Four of the best brains in display advertising say it's a format that has plenty of heart - and that it will continually improve its ability to resonate with customers, creating a bond as well as a click. OMMA'S Carrie Cummings gets Neal Mohan, vice president, display advertising, Google; Dean Harris, managing partner, Silvermine Marketing; Corey Gottlieb, managing parter, Targeted Social; and Ekapat Chareonlarp, vice president, IDG TechNetwork talking about display's soft spot.
Google is Goliath, and in many people's eyes, Facebook (especially after the drubbing it took following its lackluster IPO), David, despite that fact that Facebook passed Yahoo in U.S. display ad revenue in 2011 to become the top ad-selling company, according to eMarketer. A February 2012 report from eMarketer found that Google had also passed Yahoo to settle in at the No. 2 spot at $1.71 billion in revenue to Facebook's $1.73 billion. And by 2013, the projections indicate Google will begin to leave Facebook and the rest in the dust, with Google's revenue from u.s. display predicted to reach …
Perhaps we're fascinated by how many Subway sandwiches athletes like Michael Phelps and Apolo Ohno get to eat. Or maybe we're impressed that the chain recently won the stamp of approval from the American Heart Association, the first fast-food restaurant to do so. Or maybe we're just suckers for a company that seems happy to spend any of its $358 million ad budget on baby-talking firefighters eating avocadohh. Whatever the reason, omma caught up with Subway cmo Tony Pace before he left for the London Games, to explain how he's making his budget decisions these days.
Advertisers are more vocal than ever about what's wrong with mass marketing. But defining the reverse - with so many ways to pinpoint, segment and sub-segment customers - is no day at the beach, either. A recent study at the CMO Council found that while 60 percent of cmos say they are focused on reaching buyers in more relevant and contextual ways, only 15 percent believe that the companies they work for are doing a good job at finding and integrating information about their customers from disparate sources.
Display advertising is getting weaker, with a flat to declining return on investment for marketers, says Rex Briggs, CEO of research and analytics firm Marketing Evolution. He sees the most effective spending starting with mining customer insights to build brand advocacy, using social media and branded content.
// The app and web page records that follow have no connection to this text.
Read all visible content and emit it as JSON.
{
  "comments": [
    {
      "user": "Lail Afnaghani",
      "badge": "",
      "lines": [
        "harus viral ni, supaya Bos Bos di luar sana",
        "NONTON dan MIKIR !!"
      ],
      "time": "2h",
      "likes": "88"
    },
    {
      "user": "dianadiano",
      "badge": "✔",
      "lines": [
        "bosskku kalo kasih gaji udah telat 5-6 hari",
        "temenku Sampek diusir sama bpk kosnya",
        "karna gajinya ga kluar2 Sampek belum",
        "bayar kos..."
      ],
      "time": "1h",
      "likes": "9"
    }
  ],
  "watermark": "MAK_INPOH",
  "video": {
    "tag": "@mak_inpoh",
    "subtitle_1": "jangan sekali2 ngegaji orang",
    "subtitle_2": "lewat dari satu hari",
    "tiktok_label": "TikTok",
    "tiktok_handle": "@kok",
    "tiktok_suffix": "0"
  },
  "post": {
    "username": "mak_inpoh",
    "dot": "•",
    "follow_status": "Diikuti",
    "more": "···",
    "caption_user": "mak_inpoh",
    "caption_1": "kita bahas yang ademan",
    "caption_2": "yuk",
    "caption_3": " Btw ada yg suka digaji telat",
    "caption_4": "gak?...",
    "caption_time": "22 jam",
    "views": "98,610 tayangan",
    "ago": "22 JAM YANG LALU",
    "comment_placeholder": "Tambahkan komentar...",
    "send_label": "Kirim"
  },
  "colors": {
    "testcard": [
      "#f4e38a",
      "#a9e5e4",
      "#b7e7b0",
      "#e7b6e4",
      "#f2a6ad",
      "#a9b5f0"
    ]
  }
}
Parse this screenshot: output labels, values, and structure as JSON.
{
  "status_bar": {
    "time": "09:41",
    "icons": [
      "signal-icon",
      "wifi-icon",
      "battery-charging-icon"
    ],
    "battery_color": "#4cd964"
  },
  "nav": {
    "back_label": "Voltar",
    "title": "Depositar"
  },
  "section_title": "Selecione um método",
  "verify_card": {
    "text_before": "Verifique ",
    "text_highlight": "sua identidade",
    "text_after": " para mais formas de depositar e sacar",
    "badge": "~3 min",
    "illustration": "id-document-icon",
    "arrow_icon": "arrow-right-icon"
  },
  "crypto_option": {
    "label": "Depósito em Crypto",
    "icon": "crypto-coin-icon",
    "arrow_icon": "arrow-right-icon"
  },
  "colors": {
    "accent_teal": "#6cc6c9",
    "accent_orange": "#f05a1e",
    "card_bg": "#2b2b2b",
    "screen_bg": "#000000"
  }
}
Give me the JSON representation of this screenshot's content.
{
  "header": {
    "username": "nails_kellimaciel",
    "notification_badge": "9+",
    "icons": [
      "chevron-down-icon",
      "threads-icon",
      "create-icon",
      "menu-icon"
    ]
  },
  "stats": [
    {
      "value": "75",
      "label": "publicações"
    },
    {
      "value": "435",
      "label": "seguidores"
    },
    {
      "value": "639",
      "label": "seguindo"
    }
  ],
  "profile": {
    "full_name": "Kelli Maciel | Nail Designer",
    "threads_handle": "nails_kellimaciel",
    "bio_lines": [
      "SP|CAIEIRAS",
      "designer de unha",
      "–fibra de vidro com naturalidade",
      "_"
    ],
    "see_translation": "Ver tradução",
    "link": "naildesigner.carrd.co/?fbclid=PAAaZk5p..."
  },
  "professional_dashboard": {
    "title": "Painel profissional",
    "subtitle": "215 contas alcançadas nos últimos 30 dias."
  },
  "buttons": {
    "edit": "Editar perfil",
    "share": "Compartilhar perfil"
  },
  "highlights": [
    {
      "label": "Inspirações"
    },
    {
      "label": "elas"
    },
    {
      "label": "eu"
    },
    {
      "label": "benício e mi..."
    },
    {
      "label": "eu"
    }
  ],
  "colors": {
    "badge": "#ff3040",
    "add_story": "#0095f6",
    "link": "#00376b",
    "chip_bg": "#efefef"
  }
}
The deeper we got into planning this issue of omma, devoted to display advertising, the harder it became to wrap our brains around the way the field has changed. To an extent, it's because the field has gotten so complicated, and those who specialize in it seem to delight in using a level of jargon that is practically impenetrable to most of the marketing world. Then there's the whole pseudo-Wall Street element, with some people tossing around more trading-desk references than Gordon Gekko. (Writers p.j. Bednarksi, "Analyzing Attribution," p. 24, and Laurie Sullivan, "What is Premium, Anyway?," p. 18, shed …
A driver with an automatic transmission has made her choice. What goes on under the hood - not the person behind the wheel - is going to decide how the car will move forward. That's the way it is for digital marketers and ad agencies, with the whole business built around all systems firing at once, with millions of advertising decisions and transactions that are made almost instantaneously.
Remember the last time you left a Web site because the allure of clicking on a banner ad promising lower interest rates if you could punch the monkey was just too great? Me neither. Beyond punching primates or offering people the opportunity to don pajamas that they can live in that are also jeans they can sleep in, display advertising seems to come from a place where kicking the proverbial door into our Web viewing experience is seen as acceptable.
No one can argue that marketers aren't using mobile: Mobile spending has passed both email and social media, and it's expected to reach $8.2 billion by 2016. (And consumers are warming up to it, too, with mobile commerce projected to be $31 billion in five years.) But few companies are marketing well: Many simply repurpose their online ads, missing out on the true potential of the mobile audience. In Mobilized Marketing: How to Drive Sales, Engagement, and Loyalty Through Mobile Devices (Wiley; May 2012) Jeff Hasen, Hipcricket's chief marketing officer, helps advertisers get to the issues that will really drive …
At this time last year, I received one of the most cursory story assignments in my (mumbles into sleeve)-year career in journalism. As opposed to the usual assignment sheet, with its formal thesis and bullet-pointed topics for inclusion and potential lines of inquiry, it read thusly: "Find out why online display advertising sucks." A student of suckery in its various iterations and guises, I embraced the challenge, stopping just short of defacing the ads that line the top and sides of top Web sites Perez Hilton-style.